- [Work to be completed] Look through the data below. Collect every line where the word "Received" occurs.

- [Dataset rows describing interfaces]
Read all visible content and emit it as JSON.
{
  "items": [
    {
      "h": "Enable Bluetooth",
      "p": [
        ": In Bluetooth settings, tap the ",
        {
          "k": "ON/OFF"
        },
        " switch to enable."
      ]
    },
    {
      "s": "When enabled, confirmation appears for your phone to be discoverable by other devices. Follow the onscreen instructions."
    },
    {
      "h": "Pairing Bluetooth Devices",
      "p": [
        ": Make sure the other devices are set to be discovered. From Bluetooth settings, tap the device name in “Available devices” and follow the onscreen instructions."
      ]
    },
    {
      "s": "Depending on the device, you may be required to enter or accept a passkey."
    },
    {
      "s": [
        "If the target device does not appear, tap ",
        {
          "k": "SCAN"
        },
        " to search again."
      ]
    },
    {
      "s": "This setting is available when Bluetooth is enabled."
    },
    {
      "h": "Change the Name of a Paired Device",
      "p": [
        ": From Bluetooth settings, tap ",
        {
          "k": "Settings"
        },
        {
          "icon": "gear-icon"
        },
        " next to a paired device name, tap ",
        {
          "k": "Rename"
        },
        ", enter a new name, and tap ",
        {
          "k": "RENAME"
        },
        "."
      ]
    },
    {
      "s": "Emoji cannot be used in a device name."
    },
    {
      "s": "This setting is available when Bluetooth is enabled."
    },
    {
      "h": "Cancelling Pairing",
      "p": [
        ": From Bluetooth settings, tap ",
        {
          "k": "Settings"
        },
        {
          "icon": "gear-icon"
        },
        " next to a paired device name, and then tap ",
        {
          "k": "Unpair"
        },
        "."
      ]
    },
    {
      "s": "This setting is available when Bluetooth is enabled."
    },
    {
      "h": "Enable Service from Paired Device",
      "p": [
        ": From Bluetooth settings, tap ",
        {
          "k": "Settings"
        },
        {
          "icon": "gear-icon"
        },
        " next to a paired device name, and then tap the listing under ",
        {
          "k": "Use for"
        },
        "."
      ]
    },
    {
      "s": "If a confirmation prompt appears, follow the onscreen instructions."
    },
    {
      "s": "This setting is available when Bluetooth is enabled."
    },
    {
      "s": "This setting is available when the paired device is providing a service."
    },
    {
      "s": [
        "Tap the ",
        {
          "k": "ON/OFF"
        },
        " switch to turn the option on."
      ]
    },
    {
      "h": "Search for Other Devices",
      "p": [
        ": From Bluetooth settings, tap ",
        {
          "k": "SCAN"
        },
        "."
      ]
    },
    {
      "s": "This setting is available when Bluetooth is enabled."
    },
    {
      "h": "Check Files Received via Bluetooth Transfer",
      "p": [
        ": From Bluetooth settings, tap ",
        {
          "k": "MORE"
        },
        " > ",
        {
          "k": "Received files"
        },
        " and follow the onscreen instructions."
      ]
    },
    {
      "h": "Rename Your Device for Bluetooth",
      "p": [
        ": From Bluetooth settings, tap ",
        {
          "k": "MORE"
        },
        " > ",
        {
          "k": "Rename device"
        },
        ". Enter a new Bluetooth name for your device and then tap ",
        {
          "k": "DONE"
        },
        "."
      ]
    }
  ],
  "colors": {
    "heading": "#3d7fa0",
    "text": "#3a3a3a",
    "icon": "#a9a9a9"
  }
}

- [Exercise response]
      "h": "Check Files Received via Bluetooth Transfer",
          "k": "Received files"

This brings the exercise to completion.